Luke 7 relates a situation that is noteworthy: “And, behold, a woman in the city, which was a sinner, when she knew that Jesus sat at meat in the Pharisee’s house, brought an alabaster box of ointment, (v.37) “And he turned to the woman, and said unto Simon, Seest thou this woman? I entered into thine house, thou gavest me no water for my feet: but she hath washed my feet with tears, and wiped them with the hairs of her head. Thou gavest me no kiss: but this woman since the time I came in hath not ceased to kiss my feet. My head with oil thou didst not anoint: but this woman hath anointed my feet with ointment. Wherefore I say unto thee, Her sins, which are many, are forgiven; for she loved much: but to whom little is forgiven, the same loveth little. And he said unto her, Thy sins are forgiven.” (v.44-48)
Luke continues: “Wherefore I say unto thee, Her sins, which are many, are forgiven; for she loved much: but to whom little is forgiven, the same loveth little. And he said unto her, Thy sins are forgiven.” (Lk. 7:47-48)
How would we evaluate this? Was she seen asking for forgiveness, or is His regard toward her a reflection of her attitude toward Him? Does our forgiveness relate to our regard toward Christ?
The GRACE Factor
When it comes to conversion, there’s no argument that faith is involved. With forgiveness, some degree of faith is also involved, as it’s often mentioned. While we may expect that forgiveness of sins is universally extended to anyone, yet this passage gives pause to that idea. It suggests the ability to see and perceive godly revelations is a gift in and of itself! “That seeing they may see, and not perceive; and hearing they may hear, and not understand; lest at any time they should be converted, and their sins should be forgiven them.” (Mark 4:12) Jesus was explaining here that He knows the person’s heart and motivation and excludes some from being able to understand at this time. (Their day will come, however.)
James adds to this: “And the prayer of faith shall save the sick, and the Lord shall raise him up; and if he have committed sins, they shall be forgiven him.” (Jas. 5:15 )

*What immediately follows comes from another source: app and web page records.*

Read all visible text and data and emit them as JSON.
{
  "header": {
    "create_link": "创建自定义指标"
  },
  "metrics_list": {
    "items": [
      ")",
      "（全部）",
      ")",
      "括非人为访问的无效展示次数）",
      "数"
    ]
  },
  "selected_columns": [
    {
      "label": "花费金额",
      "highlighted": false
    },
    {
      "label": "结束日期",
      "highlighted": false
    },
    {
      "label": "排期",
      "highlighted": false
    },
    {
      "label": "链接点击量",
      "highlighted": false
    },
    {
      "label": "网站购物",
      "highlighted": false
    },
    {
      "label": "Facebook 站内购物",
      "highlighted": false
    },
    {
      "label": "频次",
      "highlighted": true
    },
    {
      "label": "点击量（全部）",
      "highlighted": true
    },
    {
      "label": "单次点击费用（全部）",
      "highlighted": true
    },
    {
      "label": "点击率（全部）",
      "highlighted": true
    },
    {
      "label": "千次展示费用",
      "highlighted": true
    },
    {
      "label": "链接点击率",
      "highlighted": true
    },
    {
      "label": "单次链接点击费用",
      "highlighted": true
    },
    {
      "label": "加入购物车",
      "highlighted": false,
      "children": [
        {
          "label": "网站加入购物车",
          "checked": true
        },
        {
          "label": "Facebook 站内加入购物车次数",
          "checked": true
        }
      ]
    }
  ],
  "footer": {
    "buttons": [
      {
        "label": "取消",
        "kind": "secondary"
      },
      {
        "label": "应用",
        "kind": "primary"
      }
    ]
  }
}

The point here is that we shouldn’t equate someone’s being forgiven for indicating that they’re converted at that point. God is more gracious toward people than we might be. He considers things in a broader timeframe. We don’t know when a person is to be ‘called,’ but He does.
© Rich Traver